### Aim of the exercise
Your answer should show every line of the material below that includes "Nodes".

### Input for this task
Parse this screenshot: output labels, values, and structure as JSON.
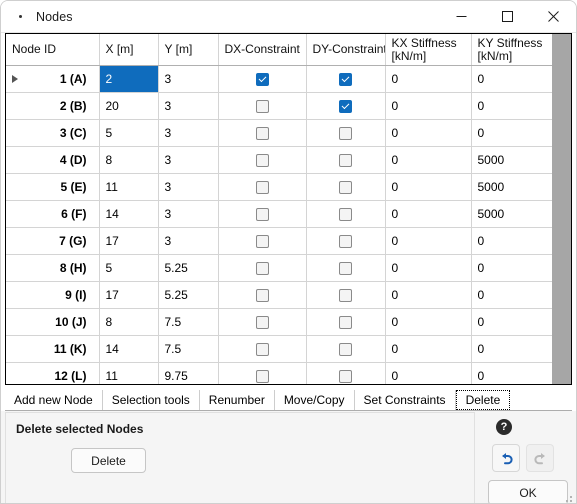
{
  "window": {
    "title": "Nodes",
    "icon": "app-dot-icon",
    "controls": {
      "minimize": "minimize-icon",
      "maximize": "maximize-icon",
      "close": "close-icon"
    }
  },
  "table": {
    "columns": [
      {
        "line1": "Node ID",
        "line2": ""
      },
      {
        "line1": "X [m]",
        "line2": ""
      },
      {
        "line1": "Y [m]",
        "line2": ""
      },
      {
        "line1": "DX-Constraint",
        "line2": ""
      },
      {
        "line1": "DY-Constraint",
        "line2": ""
      },
      {
        "line1": "KX Stiffness",
        "line2": "[kN/m]"
      },
      {
        "line1": "KY Stiffness",
        "line2": "[kN/m]"
      }
    ],
    "selected_cell": {
      "row": 0,
      "column": 1
    },
    "current_row_indicator": 0,
    "rows": [
      {
        "node_id": "1 (A)",
        "x": "2",
        "y": "3",
        "dx": true,
        "dy": true,
        "kx": "0",
        "ky": "0"
      },
      {
        "node_id": "2 (B)",
        "x": "20",
        "y": "3",
        "dx": false,
        "dy": true,
        "kx": "0",
        "ky": "0"
      },
      {
        "node_id": "3 (C)",
        "x": "5",
        "y": "3",
        "dx": false,
        "dy": false,
        "kx": "0",
        "ky": "0"
      },
      {
        "node_id": "4 (D)",
        "x": "8",
        "y": "3",
        "dx": false,
        "dy": false,
        "kx": "0",
        "ky": "5000"
      },
      {
        "node_id": "5 (E)",
        "x": "11",
        "y": "3",
        "dx": false,
        "dy": false,
        "kx": "0",
        "ky": "5000"
      },
      {
        "node_id": "6 (F)",
        "x": "14",
        "y": "3",
        "dx": false,
        "dy": false,
        "kx": "0",
        "ky": "5000"
      },
      {
        "node_id": "7 (G)",
        "x": "17",
        "y": "3",
        "dx": false,
        "dy": false,
        "kx": "0",
        "ky": "0"
      },
      {
        "node_id": "8 (H)",
        "x": "5",
        "y": "5.25",
        "dx": false,
        "dy": false,
        "kx": "0",
        "ky": "0"
      },
      {
        "node_id": "9 (I)",
        "x": "17",
        "y": "5.25",
        "dx": false,
        "dy": false,
        "kx": "0",
        "ky": "0"
      },
      {
        "node_id": "10 (J)",
        "x": "8",
        "y": "7.5",
        "dx": false,
        "dy": false,
        "kx": "0",
        "ky": "0"
      },
      {
        "node_id": "11 (K)",
        "x": "14",
        "y": "7.5",
        "dx": false,
        "dy": false,
        "kx": "0",
        "ky": "0"
      },
      {
        "node_id": "12 (L)",
        "x": "11",
        "y": "9.75",
        "dx": false,
        "dy": false,
        "kx": "0",
        "ky": "0"
      }
    ]
  },
  "tabs": [
    {
      "label": "Add new Node",
      "active": false
    },
    {
      "label": "Selection tools",
      "active": false
    },
    {
      "label": "Renumber",
      "active": false
    },
    {
      "label": "Move/Copy",
      "active": false
    },
    {
      "label": "Set Constraints",
      "active": false
    },
    {
      "label": "Delete",
      "active": true
    }
  ],
  "panel": {
    "title": "Delete selected Nodes",
    "delete_label": "Delete"
  },
  "actions": {
    "help": "?",
    "undo": "undo-icon",
    "redo": "redo-icon",
    "ok_label": "OK"
  },
  "colors": {
    "accent": "#0f6cbd",
    "undo_enabled": "#1a5fb4",
    "redo_disabled": "#b9b9b9",
    "grid_filler": "#a6a6a6"
  }
}
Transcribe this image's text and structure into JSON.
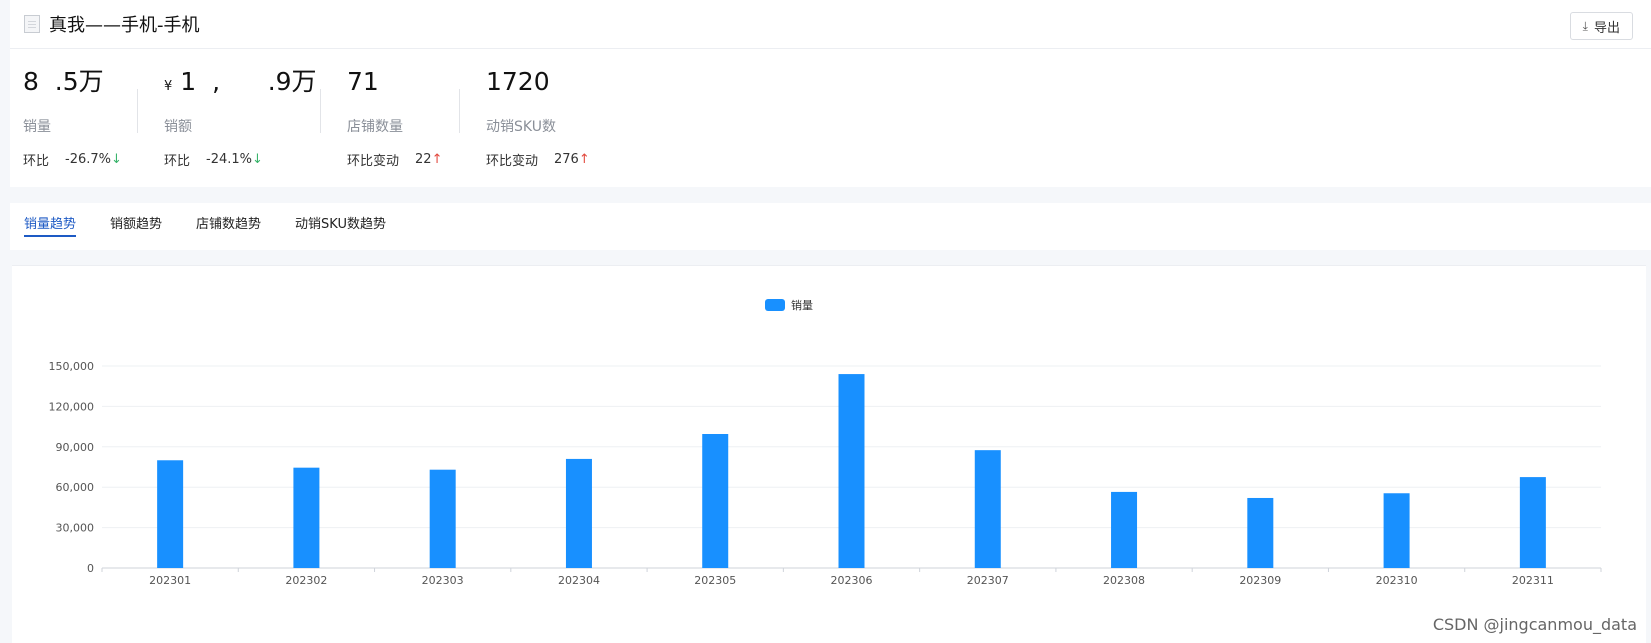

### Answer box
    "title": "Nodes",
    "title": "Delete selected Nodes",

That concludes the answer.